If one of the leading Apple analysts is to be believed, those purchasing this year’s iPhones won’t get a couple of the benefits that they’re used to getting when they buy one of the devices.
A research note published Sunday by Ming-Chi Kuo of TF Securities, and reported on by CNBC and elsewhere in the business press stated that Apple will not be including either earbud headphones or a power adapter with this year’s iPhones. Kuo also used the name “iPhone 12” in the report, although it’s not clear that’s the name Apple will use.
Kuo had said last month that the earphones were probably not going to be offered in the box. Analysts with Barclays, last week, had reached a similar conclusion about the lack of earbuds or a charger, according to MacRumors.
The move is seen as an effort to cut costs, as the addition of 5G capability is expected to make this year’s iPhones more expensive than previous editions have been. It will also, in theory, encourage users to make separate purchases of those items, or choosing the more expensive AirPods. A new 20W power adapter is also expected to be offered separately, per Kuo’s note.
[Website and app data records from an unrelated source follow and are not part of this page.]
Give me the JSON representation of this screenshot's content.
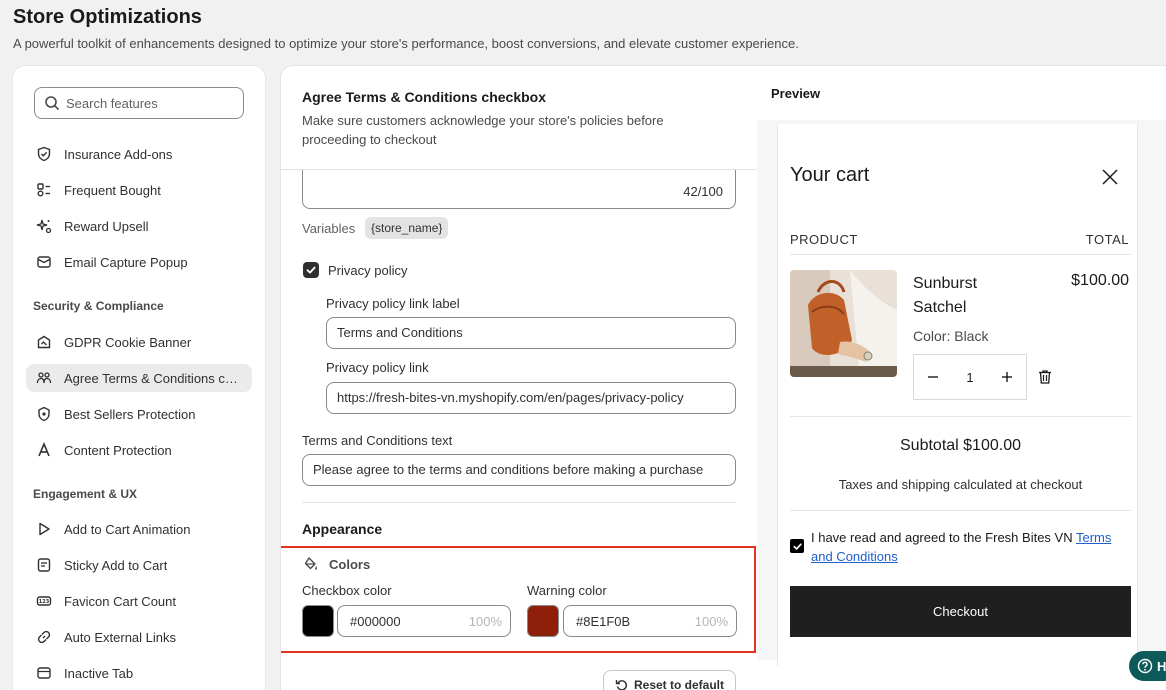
{
  "page": {
    "title": "Store Optimizations",
    "subtitle": "A powerful toolkit of enhancements designed to optimize your store's performance, boost conversions, and elevate customer experience."
  },
  "sidebar": {
    "search_placeholder": "Search features",
    "group1": [
      {
        "label": "Insurance Add-ons",
        "icon": "shield-check-icon"
      },
      {
        "label": "Frequent Bought",
        "icon": "bundle-icon"
      },
      {
        "label": "Reward Upsell",
        "icon": "sparkle-icon"
      },
      {
        "label": "Email Capture Popup",
        "icon": "envelope-icon"
      }
    ],
    "section_security": "Security & Compliance",
    "group2": [
      {
        "label": "GDPR Cookie Banner",
        "icon": "cookie-icon"
      },
      {
        "label": "Agree Terms & Conditions checkbox",
        "icon": "people-icon",
        "active": true
      },
      {
        "label": "Best Sellers Protection",
        "icon": "protection-icon"
      },
      {
        "label": "Content Protection",
        "icon": "letter-a-icon"
      }
    ],
    "section_engagement": "Engagement & UX",
    "group3": [
      {
        "label": "Add to Cart Animation",
        "icon": "play-icon"
      },
      {
        "label": "Sticky Add to Cart",
        "icon": "note-icon"
      },
      {
        "label": "Favicon Cart Count",
        "icon": "counter-icon"
      },
      {
        "label": "Auto External Links",
        "icon": "link-icon"
      },
      {
        "label": "Inactive Tab",
        "icon": "tab-icon"
      }
    ]
  },
  "settings": {
    "title": "Agree Terms & Conditions checkbox",
    "description": "Make sure customers acknowledge your store's policies before proceeding to checkout",
    "char_count": "42/100",
    "variables_label": "Variables",
    "variable_chip": "{store_name}",
    "privacy_checkbox_label": "Privacy policy",
    "privacy_link_label_title": "Privacy policy link label",
    "privacy_link_label_value": "Terms and Conditions",
    "privacy_link_title": "Privacy policy link",
    "privacy_link_value": "https://fresh-bites-vn.myshopify.com/en/pages/privacy-policy",
    "terms_text_title": "Terms and Conditions text",
    "terms_text_value": "Please agree to the terms and conditions before making a purchase",
    "appearance_title": "Appearance",
    "colors_title": "Colors",
    "checkbox_color_label": "Checkbox color",
    "checkbox_color_hex": "#000000",
    "checkbox_color_opacity": "100%",
    "checkbox_color_swatch": "#000000",
    "warning_color_label": "Warning color",
    "warning_color_hex": "#8E1F0B",
    "warning_color_opacity": "100%",
    "warning_color_swatch": "#8E1F0B",
    "reset_label": "Reset to default"
  },
  "preview": {
    "label": "Preview",
    "cart_title": "Your cart",
    "col_product": "PRODUCT",
    "col_total": "TOTAL",
    "product_name": "Sunburst Satchel",
    "product_price": "$100.00",
    "product_variant": "Color: Black",
    "quantity": "1",
    "subtotal": "Subtotal $100.00",
    "tax_note": "Taxes and shipping calculated at checkout",
    "agree_prefix": "I have read and agreed to the Fresh Bites VN ",
    "agree_link": "Terms and Conditions",
    "checkout_label": "Checkout"
  },
  "help": {
    "label": "H"
  },
  "colors": {
    "accent_highlight": "#e3331f",
    "link": "#1f5fce",
    "checkout_bg": "#1f1f1f"
  }
}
The report by Kuo also predicted that Apple will release a new iPhone SE in 2021, also without headphones or a charger. Apple released an iPhone SE this spring, the first update to that lower-cost iPhone in four years.
Kuo and other analysts have been putting out predictions about what we’re likely to see in this year’s iPhones, and also about the likely timing for their arrival.
Consensus seems to show that Apple will put out four new iPhones this year, at least some of which will have 5G capability, in a first for Apple. There were concerns earlier this year that coronavirus’ effect on the supply chain in Asia would cause a delay in the iPhone, although most analysts now predict the phones will arrive somewhere in the late September/early October time frame.
We do know that the iPhone will feature the debut of iOS 14, which was introduced last week’s at the company’s “virtual” World Wide Developers’ Conference. Also at the event, Apple officially announced that, in its Mac computers, it will switch from Intel chips to what it calls “Apple Silicon.”
Stephen Silver, a technology writer for The National Interest, is a journalist, essayist and film critic, who is also a contributor to Philly Voice, Philadelphia Weekly, the Jewish Telegraphic Agency, Living Life Fearless, Backstage magazine, Broad Street Review and Splice Today. The co-founder of the Philadelphia Film Critics Circle, Stephen lives in suburban Philadelphia with his wife and two sons. Follow him on Twitter at @StephenSilver.